Human compost offers eco-friendly way to go
Can human composting save the planet? As we try to live more ecologically, new funeral methods are changing our attitudes about death and creating green alternatives to burial and cremation.
Most of us don’t like to think about what happens to our body after we die. We are usually buried or cremated. But if you live in the US state of Washington, there’s now a third option: composting.
This is the idea behind Recompose, a company planning to convert “human remains to soil” in a purpose-built centre to open next year.
The deceased are placed in rotating containers with woodchips, leaves, and straw. Over six weeks, microbes decompose the body into two wheelbarrows of compost. This is returned to their loved ones, who can scatter it like ashes, or use it in their garden.
But why would you want to throw your family on the compost heap?
Conventional funeral practices are harming the environment, says Sandy Sullivan of the UK-based, eco-funeral company, Resomation.
The energy burnt and carbon dioxide released in cremation adds to our carbon footprint, accelerating the climate crisis. Burials are just as bad, filling up the ground with “indestructible” sealed coffins, leaking poisonous embalming fluids into the earth.
In response, many choose “green burials” using biodegradable coffins (without embalming), in meadows and woodlands. But this can be difficult if you live in a city, where the cemeteries are full and burial sites more expensive. No wonder the majority of people in the US and UK now choose to be cremated.
Another option is “water cremation”, dissolving the body in potassium hydroxide and grinding the bones into a powder. But if this is making you queasy, you’re not alone. In Washington, Catholics complain that these green funerals are “disgusting and undignified” and fail “to show enough respect for the body of the deceased”.
But Claire Callender of the Green Funeral Company says it is a matter of perspective and what we’re used to.
After all, with cremation, “your grandma is basically going up a chimney and then coming out as particles of soot and carbon and everybody is inhaling them”. Which doesn’t sound very dignified.
And Nora Menkin of the People’s Memorial Association says composting has its own dignity. “It gives meaning and use to what happens to our bodies after death.”
So, could green funerals save the planet?
It’s your funeral
Let’s keep some perspective, argue the critics. The carbon footprint of a cremation is only 400kg – compared to 14,000kg, the annual average footprint for a living, breathing European. So, the best way to save the planet is to take fewer flights and eat less meat whilst we’re still alive. Besides, for the spiritual, there is more to traditional practices than their financial and environmental costs.
Others say that a green burial can be just as spiritual and dignified as conventional funerals. What could be more beautiful than for your body to return to the soil and create and feed new life? The environmental impact may be small, but it is about a wider change in perspective in our relationship to the world. Do we really want our last act on Earth to be to pollute the air, or poison the ground?
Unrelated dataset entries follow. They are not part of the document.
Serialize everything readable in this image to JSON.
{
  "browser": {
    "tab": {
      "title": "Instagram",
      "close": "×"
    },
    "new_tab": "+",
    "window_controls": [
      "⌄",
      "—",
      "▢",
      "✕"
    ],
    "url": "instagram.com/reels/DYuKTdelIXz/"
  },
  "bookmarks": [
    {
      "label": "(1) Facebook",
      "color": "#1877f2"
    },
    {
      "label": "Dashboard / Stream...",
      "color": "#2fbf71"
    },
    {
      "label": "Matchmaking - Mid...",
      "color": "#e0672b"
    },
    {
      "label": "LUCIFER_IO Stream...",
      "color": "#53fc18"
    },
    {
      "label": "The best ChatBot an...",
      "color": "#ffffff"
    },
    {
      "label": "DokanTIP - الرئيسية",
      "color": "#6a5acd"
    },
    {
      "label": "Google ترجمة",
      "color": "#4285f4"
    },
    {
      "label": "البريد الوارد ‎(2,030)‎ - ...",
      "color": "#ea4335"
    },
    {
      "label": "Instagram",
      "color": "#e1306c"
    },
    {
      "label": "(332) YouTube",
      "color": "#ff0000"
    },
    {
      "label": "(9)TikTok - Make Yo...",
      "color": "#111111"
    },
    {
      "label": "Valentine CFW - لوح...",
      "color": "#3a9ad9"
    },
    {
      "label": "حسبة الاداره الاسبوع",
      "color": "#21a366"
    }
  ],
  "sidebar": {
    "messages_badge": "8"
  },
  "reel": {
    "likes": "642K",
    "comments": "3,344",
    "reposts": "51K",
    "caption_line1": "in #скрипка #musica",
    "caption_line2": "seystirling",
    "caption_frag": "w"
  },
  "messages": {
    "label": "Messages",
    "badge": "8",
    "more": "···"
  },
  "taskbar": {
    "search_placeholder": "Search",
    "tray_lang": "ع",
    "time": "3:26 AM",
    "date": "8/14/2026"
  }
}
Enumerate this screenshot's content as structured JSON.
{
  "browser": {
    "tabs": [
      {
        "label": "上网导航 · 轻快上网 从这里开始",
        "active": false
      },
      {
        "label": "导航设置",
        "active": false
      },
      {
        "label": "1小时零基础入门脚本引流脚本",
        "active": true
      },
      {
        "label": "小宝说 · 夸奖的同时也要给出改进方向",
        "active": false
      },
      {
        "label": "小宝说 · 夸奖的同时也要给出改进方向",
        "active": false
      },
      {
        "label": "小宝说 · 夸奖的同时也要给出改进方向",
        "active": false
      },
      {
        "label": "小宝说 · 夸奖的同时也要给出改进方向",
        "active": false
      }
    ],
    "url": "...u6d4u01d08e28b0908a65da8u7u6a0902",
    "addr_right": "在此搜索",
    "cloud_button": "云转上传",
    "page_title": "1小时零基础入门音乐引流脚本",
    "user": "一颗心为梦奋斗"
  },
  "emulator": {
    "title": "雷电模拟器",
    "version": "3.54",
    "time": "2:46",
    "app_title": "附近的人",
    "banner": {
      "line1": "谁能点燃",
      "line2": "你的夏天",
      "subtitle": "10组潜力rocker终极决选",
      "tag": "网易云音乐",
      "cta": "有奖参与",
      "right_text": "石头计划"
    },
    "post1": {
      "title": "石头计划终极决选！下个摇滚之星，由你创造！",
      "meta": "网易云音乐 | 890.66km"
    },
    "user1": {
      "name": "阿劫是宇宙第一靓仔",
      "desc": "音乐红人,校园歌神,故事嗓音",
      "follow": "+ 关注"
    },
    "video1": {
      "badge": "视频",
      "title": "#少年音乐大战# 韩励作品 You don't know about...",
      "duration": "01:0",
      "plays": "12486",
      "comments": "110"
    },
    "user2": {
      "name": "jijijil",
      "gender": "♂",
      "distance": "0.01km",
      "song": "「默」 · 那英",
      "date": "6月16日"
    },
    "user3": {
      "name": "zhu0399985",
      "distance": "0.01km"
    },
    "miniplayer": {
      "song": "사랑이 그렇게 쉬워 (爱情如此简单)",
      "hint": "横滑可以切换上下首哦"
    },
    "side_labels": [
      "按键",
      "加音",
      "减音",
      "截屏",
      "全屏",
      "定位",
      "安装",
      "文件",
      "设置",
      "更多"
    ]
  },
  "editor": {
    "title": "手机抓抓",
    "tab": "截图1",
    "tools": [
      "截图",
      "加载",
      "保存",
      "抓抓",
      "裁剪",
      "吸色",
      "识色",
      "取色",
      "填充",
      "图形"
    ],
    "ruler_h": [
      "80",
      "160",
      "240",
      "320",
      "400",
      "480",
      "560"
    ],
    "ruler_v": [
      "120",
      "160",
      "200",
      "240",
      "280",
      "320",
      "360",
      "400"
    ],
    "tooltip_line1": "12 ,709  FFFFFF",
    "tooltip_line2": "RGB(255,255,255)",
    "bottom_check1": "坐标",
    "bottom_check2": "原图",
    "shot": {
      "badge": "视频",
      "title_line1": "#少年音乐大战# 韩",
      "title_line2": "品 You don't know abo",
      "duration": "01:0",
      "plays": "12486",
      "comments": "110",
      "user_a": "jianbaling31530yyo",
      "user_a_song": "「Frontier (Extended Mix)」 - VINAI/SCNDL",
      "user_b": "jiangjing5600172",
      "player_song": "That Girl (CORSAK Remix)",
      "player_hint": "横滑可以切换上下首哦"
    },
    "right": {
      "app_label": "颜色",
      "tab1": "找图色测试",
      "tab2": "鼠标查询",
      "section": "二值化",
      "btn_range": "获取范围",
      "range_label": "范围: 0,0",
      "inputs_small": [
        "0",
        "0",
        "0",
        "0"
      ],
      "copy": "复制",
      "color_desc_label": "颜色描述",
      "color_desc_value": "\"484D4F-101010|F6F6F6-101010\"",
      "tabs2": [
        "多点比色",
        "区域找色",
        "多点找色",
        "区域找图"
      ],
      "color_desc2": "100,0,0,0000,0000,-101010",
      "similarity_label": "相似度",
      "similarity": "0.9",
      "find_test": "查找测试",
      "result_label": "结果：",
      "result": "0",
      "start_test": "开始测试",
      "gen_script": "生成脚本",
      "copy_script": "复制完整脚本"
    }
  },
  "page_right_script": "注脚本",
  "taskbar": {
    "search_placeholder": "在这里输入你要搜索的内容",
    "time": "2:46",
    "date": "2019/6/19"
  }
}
- Does it matter what happens to your body after you die?
- If cremation damages the environment, should governments ban it?
- Design a poster to get people to consider composting as a respectful and environmentally-friendly alternative.
- Convincing people to compost their relatives is not going to be easy! Imagine you are setting up a human composting centre in your neighbourhood, and write a letter to the community explaining why. Be persuasive.
Some People Say...
“It’s not that I’m afraid to die – I just don’t want to be there when it happens.”Woody Allen, American director, actor and comedian
What do you think?
Q & A
- What do we know?
- Funerals have an environmental cost. One cremation releases 400kg of carbon dioxide – the equivalent of a return flight from London to Athens. UK cremations alone produce 1.34 tonnes of mercury from tooth fillings, which is harmful if it enters the food chain. Burying the dead has its own problems, with three gallons of toxic embalming fluid used in each burial. In contrast, composting requires an eighth of the energy of cremation and creates soil that can be safely put in the ground.
- What do we not know?
- Currently, human composting is only licensed in a few parts of the US and Canada, and the US centre will not open until 2021. So we do not know how many people will jump at the chance to be turned into soil. The disposal of human remains is tightly regulated in most countries, and authorities will need to be convinced that the compost is safe. In 2017, a UK water company shut down a “water cremation” site, citing these concerns.
- The ritual burning of human remains. In some religions, such as Hinduism, cremation is required.
- The decomposition of organic matter, usually kitchen and garden waste.
- Microorganisms, such as bacteria, that feed on organic matter and assist the process of decomposition.
- Carbon footprint
- A measurement of the total amount of greenhouse gas emitted by an individual or an activity.
- Embalming fluids
- Chemicals, such as formaldehyde, used to preserve the body and prevent decomposition.
- Potassium hydroxide
- Also called “caustic potash”. It is used in industry and is highly corrosive.
- Catholics believe the body is resurrected after death and, therefore, favour burial over cremation.
- Lacking respect. All human funeral rituals emphasise respect for the dead, something that separated us from other animals.